◆ **TASK PROMPT**: Could you filter the records below and return each line that holds "avatar"?

Page and application data records:
--- START ---
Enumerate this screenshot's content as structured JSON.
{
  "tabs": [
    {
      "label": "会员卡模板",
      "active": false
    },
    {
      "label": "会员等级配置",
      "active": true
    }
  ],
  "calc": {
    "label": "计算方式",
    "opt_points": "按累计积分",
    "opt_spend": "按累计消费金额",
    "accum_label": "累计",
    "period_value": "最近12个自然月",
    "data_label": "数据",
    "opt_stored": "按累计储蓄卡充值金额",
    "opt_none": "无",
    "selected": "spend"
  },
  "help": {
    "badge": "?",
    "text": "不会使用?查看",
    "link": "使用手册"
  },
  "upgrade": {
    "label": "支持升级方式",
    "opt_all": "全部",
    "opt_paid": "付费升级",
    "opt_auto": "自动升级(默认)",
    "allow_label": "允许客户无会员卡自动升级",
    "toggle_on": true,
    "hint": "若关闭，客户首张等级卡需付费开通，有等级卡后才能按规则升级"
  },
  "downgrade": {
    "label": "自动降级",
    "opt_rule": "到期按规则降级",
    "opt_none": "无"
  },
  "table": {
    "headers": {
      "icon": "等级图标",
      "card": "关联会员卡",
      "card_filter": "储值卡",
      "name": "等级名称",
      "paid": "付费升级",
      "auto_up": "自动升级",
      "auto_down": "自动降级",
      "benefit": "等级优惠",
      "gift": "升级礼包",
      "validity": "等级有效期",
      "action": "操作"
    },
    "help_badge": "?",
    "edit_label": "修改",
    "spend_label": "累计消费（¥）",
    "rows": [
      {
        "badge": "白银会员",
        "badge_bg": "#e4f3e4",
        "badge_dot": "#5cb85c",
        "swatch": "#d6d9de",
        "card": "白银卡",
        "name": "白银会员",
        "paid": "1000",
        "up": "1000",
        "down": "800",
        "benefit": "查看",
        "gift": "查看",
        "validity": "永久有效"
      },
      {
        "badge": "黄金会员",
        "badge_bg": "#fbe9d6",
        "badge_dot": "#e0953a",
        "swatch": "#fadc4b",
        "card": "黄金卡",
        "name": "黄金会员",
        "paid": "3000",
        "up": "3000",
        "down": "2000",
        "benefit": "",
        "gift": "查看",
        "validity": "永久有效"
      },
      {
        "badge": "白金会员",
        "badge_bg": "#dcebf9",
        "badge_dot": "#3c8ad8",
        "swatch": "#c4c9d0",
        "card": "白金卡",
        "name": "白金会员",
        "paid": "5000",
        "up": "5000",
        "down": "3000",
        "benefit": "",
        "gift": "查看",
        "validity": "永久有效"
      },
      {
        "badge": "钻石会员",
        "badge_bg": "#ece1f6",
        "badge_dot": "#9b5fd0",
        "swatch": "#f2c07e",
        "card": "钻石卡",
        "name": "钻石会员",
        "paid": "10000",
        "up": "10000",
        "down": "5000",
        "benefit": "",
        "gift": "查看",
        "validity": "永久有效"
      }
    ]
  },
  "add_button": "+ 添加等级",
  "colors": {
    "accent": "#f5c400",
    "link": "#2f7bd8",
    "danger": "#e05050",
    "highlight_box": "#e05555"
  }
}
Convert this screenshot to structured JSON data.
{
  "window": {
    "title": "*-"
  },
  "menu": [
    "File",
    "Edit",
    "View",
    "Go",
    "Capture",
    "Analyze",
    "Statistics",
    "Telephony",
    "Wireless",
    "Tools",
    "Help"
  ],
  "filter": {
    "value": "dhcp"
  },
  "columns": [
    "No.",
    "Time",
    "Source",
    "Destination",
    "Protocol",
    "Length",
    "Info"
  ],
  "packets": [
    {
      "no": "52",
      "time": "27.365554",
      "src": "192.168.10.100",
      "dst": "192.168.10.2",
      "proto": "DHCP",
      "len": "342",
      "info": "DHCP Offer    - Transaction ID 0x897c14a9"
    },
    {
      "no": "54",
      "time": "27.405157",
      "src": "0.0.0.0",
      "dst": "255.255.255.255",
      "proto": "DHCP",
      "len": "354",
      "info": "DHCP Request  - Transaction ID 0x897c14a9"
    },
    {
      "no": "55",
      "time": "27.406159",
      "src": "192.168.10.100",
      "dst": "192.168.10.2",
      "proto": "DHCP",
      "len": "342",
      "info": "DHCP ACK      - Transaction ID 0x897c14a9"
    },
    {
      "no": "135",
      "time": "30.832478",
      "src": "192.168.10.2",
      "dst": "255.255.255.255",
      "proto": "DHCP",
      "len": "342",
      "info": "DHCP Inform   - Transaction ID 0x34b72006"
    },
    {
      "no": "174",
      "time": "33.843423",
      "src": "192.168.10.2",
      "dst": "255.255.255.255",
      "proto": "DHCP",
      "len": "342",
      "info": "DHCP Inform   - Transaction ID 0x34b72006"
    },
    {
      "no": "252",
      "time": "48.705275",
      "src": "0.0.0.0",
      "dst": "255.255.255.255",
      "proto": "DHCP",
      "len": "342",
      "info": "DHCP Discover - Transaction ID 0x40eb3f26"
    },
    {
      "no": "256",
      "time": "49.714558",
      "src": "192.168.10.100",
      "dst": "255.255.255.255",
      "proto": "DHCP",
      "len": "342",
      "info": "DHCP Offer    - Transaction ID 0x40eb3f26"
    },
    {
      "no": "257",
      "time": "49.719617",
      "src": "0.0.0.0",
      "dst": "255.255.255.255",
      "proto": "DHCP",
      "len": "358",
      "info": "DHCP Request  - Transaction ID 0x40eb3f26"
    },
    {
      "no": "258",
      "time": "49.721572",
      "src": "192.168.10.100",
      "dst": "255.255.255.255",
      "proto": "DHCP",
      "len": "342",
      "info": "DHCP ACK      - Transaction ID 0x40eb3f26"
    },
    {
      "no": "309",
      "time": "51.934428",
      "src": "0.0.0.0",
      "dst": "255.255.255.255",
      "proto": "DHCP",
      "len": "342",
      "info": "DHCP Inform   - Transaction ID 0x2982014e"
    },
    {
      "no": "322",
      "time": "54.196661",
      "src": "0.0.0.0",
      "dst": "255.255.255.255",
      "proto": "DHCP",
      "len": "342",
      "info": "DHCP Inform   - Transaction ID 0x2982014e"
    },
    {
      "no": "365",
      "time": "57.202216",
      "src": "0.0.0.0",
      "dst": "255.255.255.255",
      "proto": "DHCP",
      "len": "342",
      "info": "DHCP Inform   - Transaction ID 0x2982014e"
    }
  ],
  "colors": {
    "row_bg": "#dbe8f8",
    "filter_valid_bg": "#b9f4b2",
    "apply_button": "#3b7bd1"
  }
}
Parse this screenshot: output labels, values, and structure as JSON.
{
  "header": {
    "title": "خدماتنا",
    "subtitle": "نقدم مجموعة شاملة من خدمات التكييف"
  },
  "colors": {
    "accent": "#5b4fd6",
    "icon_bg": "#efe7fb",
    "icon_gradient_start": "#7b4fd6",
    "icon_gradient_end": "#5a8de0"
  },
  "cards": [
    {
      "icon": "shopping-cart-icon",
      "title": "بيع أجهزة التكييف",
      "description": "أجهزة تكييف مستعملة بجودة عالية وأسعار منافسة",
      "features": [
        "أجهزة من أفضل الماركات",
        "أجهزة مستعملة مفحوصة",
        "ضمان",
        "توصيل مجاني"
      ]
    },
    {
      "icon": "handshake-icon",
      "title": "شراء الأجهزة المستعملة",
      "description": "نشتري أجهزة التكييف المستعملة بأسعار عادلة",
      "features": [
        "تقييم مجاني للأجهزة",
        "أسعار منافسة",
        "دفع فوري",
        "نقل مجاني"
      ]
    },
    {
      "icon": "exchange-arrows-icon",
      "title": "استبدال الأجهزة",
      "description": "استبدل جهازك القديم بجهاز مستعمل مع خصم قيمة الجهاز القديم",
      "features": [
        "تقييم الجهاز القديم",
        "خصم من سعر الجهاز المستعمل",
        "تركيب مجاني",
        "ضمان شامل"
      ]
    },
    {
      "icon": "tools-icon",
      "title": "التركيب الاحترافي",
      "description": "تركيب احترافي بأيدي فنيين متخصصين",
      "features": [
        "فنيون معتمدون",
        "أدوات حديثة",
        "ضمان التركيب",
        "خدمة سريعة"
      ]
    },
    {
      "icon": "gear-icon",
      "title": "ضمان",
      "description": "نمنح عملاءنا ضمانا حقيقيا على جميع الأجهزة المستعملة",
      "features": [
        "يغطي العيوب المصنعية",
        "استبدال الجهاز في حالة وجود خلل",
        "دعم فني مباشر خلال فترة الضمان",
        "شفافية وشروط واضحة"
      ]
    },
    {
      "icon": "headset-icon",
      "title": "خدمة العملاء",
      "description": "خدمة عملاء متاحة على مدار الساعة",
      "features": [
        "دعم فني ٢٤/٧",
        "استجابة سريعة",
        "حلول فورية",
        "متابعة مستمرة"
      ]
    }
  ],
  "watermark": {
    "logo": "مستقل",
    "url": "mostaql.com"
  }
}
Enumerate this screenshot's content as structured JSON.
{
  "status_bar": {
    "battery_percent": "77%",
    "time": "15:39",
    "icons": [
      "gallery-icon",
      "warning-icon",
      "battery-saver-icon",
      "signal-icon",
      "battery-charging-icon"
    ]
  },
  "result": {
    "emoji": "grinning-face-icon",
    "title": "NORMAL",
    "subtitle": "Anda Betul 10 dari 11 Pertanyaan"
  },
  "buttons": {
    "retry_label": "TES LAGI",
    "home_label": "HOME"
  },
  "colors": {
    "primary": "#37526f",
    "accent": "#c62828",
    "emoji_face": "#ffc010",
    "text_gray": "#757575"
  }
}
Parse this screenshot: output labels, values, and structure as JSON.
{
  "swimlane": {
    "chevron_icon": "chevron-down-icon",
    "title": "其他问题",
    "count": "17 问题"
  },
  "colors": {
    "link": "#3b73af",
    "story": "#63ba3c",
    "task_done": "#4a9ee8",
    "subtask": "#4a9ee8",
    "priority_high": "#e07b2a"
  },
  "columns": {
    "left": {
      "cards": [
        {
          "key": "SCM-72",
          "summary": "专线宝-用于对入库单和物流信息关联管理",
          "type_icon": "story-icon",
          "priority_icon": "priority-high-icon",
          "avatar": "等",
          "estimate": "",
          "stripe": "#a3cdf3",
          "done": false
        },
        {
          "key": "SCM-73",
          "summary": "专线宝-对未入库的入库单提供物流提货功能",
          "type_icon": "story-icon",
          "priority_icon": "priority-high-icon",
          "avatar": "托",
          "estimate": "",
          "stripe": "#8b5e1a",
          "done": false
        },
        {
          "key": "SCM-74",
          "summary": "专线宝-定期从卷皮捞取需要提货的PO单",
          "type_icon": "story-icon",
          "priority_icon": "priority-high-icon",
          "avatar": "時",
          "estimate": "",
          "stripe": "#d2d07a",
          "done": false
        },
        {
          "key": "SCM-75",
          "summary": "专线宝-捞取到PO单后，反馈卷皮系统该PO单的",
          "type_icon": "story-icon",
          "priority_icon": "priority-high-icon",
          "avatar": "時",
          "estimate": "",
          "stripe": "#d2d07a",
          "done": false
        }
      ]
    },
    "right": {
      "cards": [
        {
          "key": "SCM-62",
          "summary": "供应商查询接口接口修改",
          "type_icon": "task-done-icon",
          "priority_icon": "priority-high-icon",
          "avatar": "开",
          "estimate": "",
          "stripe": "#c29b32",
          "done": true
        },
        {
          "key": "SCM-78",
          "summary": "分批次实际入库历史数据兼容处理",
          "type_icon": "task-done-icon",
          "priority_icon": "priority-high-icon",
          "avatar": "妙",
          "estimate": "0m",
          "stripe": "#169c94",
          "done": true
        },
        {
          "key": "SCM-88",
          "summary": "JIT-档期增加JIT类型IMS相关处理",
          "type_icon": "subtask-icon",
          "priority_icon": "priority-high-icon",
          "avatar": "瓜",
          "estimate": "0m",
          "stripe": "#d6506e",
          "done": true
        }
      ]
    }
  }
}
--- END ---
◆ **OUTPUT FOR THIS TASK**:
          "avatar": "等",
          "avatar": "托",
          "avatar": "時",
          "avatar": "時",
          "avatar": "开",
          "avatar": "妙",
          "avatar": "瓜",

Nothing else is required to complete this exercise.